> **Prompt**
Below are the entries; tally the lines holding the string "folder" and give only that figure.

> **Data for the task**
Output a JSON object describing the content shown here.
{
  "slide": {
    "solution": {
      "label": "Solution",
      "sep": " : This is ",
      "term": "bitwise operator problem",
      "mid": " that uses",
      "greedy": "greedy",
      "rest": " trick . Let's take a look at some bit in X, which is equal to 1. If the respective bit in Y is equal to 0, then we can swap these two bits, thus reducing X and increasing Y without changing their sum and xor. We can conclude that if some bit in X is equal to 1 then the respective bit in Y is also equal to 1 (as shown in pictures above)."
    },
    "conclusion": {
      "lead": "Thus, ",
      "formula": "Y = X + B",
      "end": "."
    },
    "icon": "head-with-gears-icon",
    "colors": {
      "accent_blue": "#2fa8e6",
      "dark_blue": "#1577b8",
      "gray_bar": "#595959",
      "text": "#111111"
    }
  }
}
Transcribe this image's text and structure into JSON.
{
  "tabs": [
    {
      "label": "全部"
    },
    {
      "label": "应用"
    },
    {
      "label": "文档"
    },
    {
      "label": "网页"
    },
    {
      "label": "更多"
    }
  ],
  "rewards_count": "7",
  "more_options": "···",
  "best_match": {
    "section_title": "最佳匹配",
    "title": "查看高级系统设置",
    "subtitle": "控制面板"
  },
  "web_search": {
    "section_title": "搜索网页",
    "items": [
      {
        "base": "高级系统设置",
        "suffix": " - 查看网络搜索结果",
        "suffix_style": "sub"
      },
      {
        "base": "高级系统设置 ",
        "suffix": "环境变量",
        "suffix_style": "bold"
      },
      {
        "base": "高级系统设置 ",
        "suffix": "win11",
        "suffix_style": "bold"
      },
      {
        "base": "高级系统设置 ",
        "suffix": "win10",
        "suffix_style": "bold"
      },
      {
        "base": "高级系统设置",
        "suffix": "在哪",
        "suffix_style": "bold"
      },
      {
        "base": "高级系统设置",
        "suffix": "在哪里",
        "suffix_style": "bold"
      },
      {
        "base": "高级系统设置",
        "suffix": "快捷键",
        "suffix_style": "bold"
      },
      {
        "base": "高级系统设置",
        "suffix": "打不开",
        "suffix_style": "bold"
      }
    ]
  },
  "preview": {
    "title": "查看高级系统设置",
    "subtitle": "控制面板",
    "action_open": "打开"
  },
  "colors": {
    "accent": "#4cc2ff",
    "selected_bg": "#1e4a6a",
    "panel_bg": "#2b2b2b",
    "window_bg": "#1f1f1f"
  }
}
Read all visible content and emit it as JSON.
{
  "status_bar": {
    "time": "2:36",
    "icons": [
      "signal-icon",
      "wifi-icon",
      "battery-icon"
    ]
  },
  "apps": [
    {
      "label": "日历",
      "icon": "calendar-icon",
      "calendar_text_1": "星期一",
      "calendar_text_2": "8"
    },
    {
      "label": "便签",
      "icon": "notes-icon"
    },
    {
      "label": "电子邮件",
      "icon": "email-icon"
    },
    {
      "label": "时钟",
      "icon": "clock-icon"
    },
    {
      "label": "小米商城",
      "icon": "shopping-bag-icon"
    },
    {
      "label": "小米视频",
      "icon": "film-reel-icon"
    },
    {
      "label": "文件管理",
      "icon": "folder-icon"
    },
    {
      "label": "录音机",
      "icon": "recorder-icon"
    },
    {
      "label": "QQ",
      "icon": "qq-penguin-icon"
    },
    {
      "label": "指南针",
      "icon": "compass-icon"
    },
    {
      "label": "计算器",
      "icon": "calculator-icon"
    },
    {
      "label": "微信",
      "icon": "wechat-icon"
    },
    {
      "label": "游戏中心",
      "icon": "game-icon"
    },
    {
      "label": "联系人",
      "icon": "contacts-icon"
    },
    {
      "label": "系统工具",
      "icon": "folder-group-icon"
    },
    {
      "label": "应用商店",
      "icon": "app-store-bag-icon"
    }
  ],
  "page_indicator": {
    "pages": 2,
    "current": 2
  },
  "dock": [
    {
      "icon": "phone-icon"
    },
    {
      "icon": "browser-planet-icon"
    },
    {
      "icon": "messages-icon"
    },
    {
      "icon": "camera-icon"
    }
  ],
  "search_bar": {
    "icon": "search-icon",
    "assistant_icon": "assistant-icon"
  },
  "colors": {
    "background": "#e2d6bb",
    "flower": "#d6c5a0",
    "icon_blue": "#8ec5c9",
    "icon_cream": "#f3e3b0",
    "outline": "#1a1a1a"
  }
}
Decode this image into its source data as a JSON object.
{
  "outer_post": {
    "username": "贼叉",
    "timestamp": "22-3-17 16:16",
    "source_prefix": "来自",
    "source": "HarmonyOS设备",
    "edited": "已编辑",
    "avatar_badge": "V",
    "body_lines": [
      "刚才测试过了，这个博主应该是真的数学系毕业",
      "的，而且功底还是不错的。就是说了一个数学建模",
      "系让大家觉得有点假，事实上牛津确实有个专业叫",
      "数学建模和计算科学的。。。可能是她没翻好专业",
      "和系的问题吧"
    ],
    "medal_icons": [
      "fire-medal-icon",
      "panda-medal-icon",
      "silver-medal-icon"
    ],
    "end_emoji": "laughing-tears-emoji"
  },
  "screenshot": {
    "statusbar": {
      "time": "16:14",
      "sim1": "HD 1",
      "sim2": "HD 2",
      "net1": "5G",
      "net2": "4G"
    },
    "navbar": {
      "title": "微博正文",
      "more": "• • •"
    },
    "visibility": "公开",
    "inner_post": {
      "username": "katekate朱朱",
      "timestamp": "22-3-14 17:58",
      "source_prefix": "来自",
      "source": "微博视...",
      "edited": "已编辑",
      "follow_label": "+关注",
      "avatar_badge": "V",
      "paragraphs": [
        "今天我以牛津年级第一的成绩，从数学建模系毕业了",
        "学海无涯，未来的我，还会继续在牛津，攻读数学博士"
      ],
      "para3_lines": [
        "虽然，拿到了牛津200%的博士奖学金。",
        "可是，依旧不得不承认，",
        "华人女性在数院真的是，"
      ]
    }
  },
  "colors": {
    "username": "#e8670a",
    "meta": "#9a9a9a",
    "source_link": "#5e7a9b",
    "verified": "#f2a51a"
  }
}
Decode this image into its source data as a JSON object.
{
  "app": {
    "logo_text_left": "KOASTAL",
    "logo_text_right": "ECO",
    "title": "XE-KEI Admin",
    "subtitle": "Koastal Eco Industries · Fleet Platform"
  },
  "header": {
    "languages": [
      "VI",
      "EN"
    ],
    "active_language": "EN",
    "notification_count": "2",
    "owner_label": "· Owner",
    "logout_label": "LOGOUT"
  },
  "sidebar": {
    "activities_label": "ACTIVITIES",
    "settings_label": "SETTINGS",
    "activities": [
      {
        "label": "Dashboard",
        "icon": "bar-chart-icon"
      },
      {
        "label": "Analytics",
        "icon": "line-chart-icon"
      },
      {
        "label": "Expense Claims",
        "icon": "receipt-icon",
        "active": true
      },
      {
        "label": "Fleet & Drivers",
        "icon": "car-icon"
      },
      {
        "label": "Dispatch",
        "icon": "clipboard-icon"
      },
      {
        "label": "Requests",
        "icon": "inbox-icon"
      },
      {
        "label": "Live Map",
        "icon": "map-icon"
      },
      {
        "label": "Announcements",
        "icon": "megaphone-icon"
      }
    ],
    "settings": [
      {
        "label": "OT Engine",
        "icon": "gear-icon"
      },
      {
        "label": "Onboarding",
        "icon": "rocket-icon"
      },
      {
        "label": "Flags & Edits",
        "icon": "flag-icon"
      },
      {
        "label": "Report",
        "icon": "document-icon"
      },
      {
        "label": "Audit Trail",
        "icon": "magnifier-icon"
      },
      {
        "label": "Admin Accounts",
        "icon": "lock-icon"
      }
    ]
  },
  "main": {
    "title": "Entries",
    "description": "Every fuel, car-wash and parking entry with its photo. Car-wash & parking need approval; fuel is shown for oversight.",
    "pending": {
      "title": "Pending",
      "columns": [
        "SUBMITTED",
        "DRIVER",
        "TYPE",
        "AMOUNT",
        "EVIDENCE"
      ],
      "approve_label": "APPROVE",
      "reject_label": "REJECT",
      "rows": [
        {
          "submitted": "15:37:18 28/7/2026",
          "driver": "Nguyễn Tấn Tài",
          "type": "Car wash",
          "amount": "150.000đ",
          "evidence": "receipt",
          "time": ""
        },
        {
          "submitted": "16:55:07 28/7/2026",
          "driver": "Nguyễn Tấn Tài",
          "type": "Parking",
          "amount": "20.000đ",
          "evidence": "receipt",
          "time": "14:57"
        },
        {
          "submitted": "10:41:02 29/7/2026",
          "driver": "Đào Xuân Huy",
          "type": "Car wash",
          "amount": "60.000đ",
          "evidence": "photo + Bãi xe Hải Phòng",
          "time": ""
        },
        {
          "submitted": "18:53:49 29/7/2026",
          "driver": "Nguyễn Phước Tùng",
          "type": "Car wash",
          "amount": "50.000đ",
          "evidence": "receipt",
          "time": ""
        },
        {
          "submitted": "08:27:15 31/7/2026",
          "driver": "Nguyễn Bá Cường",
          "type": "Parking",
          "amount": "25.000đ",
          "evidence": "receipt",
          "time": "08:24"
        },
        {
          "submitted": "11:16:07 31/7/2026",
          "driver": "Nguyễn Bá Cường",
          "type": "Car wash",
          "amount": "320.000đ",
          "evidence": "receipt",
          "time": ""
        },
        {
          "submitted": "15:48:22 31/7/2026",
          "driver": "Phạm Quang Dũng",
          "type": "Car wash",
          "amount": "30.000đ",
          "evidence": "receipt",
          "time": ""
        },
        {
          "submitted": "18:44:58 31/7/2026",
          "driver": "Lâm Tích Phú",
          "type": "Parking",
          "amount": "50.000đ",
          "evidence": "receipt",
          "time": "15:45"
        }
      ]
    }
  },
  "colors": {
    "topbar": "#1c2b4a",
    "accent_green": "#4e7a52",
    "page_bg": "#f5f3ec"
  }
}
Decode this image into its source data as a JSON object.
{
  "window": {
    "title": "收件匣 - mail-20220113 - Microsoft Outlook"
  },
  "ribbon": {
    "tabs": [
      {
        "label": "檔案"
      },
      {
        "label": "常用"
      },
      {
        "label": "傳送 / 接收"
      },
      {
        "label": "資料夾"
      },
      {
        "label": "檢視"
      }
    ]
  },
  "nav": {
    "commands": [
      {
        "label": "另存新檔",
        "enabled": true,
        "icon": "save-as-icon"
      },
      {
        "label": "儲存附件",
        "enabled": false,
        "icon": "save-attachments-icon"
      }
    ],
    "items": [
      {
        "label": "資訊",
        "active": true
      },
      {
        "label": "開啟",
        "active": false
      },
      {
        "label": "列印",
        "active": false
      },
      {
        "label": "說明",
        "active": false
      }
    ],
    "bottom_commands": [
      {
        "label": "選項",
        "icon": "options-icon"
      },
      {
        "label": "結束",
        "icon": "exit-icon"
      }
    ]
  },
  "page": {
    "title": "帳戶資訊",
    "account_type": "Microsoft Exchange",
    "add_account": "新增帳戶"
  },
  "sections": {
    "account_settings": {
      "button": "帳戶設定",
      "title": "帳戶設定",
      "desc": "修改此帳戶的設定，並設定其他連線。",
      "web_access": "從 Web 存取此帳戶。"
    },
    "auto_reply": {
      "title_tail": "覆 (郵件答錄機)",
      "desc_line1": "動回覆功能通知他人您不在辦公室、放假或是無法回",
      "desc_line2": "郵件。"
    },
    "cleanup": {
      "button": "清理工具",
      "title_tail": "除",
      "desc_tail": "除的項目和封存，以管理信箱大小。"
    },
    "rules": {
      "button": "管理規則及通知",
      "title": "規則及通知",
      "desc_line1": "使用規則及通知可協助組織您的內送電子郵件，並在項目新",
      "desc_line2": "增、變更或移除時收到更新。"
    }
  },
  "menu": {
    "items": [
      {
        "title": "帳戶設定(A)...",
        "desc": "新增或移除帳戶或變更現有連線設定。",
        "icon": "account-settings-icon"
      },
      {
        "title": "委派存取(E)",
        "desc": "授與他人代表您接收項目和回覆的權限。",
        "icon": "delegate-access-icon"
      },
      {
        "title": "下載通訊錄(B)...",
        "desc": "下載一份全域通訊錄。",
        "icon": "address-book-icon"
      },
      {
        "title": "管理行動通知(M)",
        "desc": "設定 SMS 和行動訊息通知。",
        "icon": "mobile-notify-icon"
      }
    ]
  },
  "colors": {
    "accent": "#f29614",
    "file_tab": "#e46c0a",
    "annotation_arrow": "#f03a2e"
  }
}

> **Solved problem**
2